Page and application data records

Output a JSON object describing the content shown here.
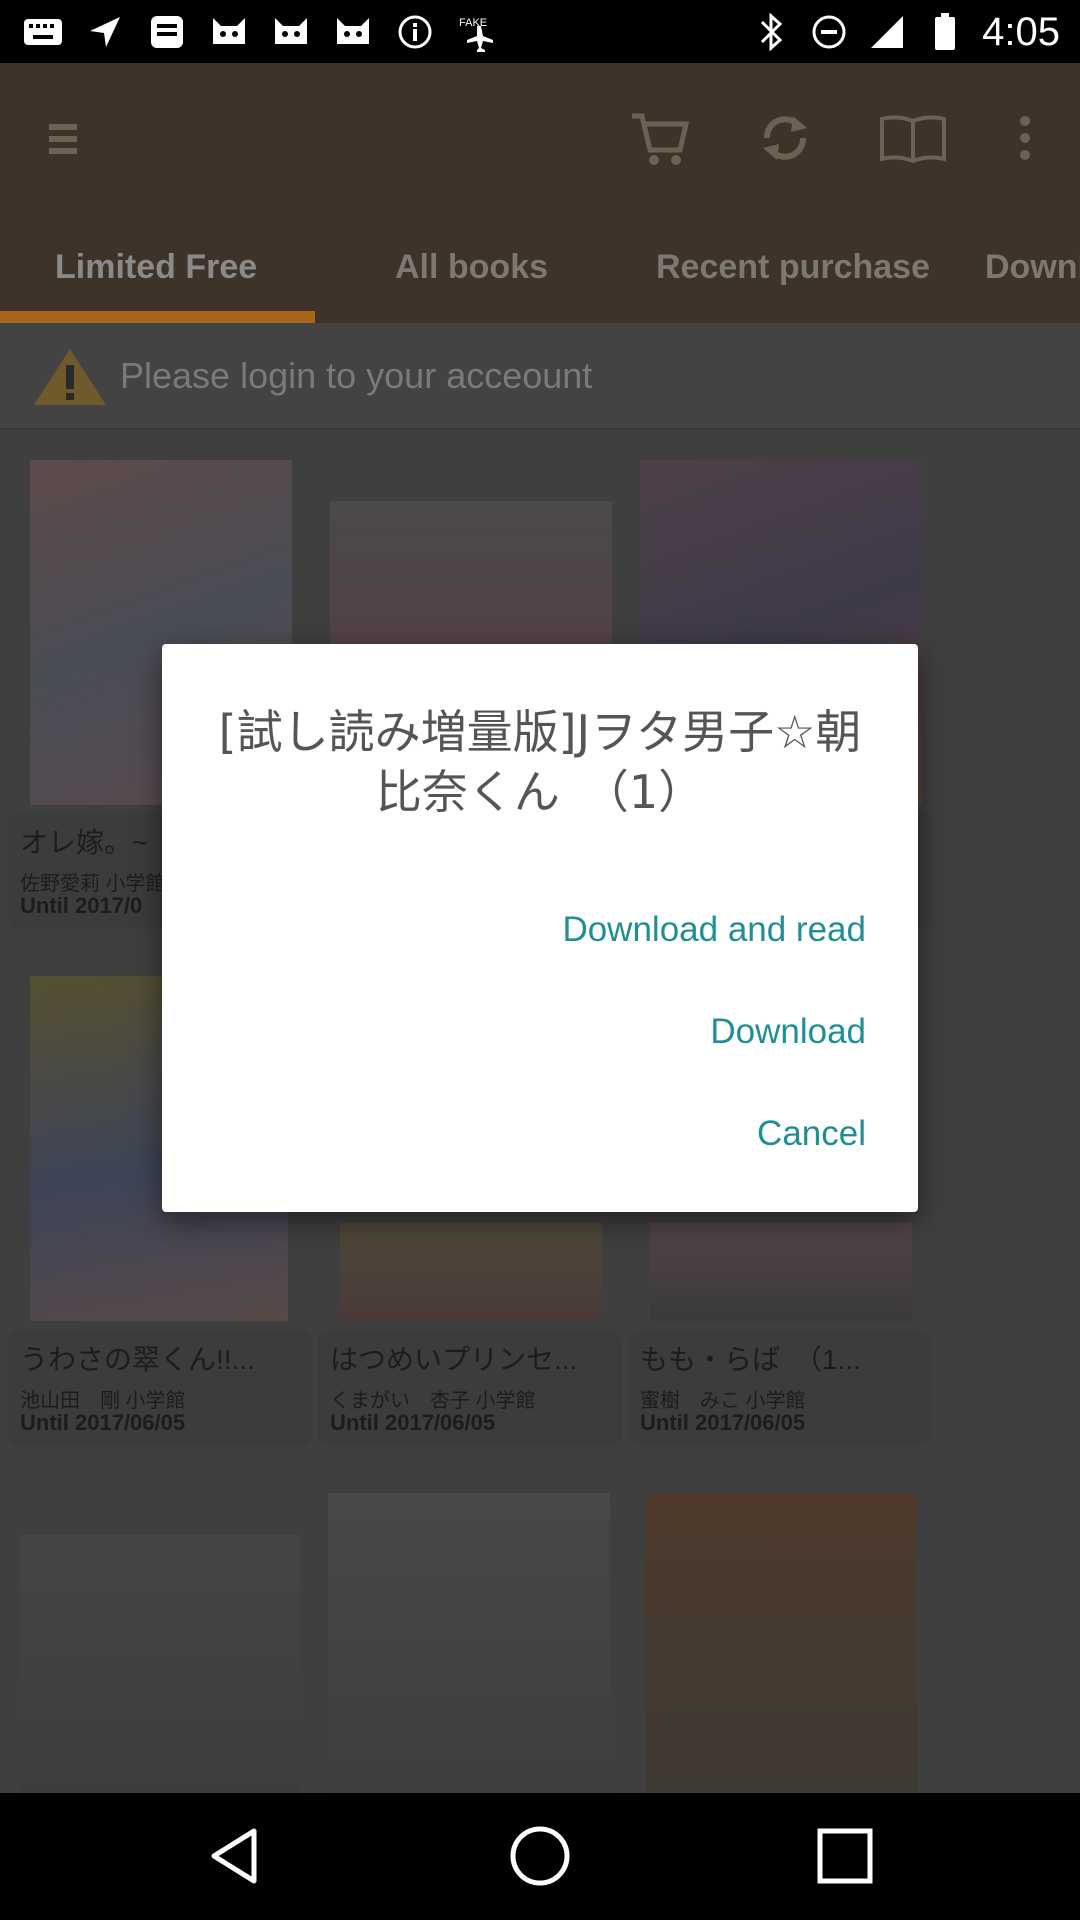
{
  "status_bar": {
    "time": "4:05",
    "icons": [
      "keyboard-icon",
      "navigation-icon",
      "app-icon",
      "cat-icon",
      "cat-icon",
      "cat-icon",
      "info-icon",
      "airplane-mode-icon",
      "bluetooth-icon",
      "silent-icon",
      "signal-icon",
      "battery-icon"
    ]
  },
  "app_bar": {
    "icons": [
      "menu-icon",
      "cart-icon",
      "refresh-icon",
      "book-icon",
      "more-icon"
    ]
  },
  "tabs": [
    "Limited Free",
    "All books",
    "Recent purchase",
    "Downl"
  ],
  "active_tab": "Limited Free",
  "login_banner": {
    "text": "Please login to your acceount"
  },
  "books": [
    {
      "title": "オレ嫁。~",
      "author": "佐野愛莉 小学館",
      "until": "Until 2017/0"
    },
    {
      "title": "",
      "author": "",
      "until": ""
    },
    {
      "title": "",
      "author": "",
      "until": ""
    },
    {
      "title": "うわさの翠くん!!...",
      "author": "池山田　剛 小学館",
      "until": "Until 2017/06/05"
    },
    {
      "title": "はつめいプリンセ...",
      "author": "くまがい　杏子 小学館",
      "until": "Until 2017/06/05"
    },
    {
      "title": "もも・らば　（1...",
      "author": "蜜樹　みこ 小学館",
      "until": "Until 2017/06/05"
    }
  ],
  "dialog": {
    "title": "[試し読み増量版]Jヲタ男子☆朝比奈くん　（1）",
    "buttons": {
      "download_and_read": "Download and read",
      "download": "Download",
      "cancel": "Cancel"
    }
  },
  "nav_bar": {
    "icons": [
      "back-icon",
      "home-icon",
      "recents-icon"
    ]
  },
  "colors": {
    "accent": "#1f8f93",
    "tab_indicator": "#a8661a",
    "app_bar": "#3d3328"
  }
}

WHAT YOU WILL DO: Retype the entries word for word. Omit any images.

REPLY TO THE TASK:
Output a JSON object describing the content shown here.
{
  "status_bar": {
    "time": "4:05",
    "icons": [
      "keyboard-icon",
      "navigation-icon",
      "app-icon",
      "cat-icon",
      "cat-icon",
      "cat-icon",
      "info-icon",
      "airplane-mode-icon",
      "bluetooth-icon",
      "silent-icon",
      "signal-icon",
      "battery-icon"
    ]
  },
  "app_bar": {
    "icons": [
      "menu-icon",
      "cart-icon",
      "refresh-icon",
      "book-icon",
      "more-icon"
    ]
  },
  "tabs": [
    "Limited Free",
    "All books",
    "Recent purchase",
    "Downl"
  ],
  "active_tab": "Limited Free",
  "login_banner": {
    "text": "Please login to your acceount"
  },
  "books": [
    {
      "title": "オレ嫁。~",
      "author": "佐野愛莉 小学館",
      "until": "Until 2017/0"
    },
    {
      "title": "",
      "author": "",
      "until": ""
    },
    {
      "title": "",
      "author": "",
      "until": ""
    },
    {
      "title": "うわさの翠くん!!...",
      "author": "池山田　剛 小学館",
      "until": "Until 2017/06/05"
    },
    {
      "title": "はつめいプリンセ...",
      "author": "くまがい　杏子 小学館",
      "until": "Until 2017/06/05"
    },
    {
      "title": "もも・らば　（1...",
      "author": "蜜樹　みこ 小学館",
      "until": "Until 2017/06/05"
    }
  ],
  "dialog": {
    "title": "[試し読み増量版]Jヲタ男子☆朝比奈くん　（1）",
    "buttons": {
      "download_and_read": "Download and read",
      "download": "Download",
      "cancel": "Cancel"
    }
  },
  "nav_bar": {
    "icons": [
      "back-icon",
      "home-icon",
      "recents-icon"
    ]
  },
  "colors": {
    "accent": "#1f8f93",
    "tab_indicator": "#a8661a",
    "app_bar": "#3d3328"
  }
}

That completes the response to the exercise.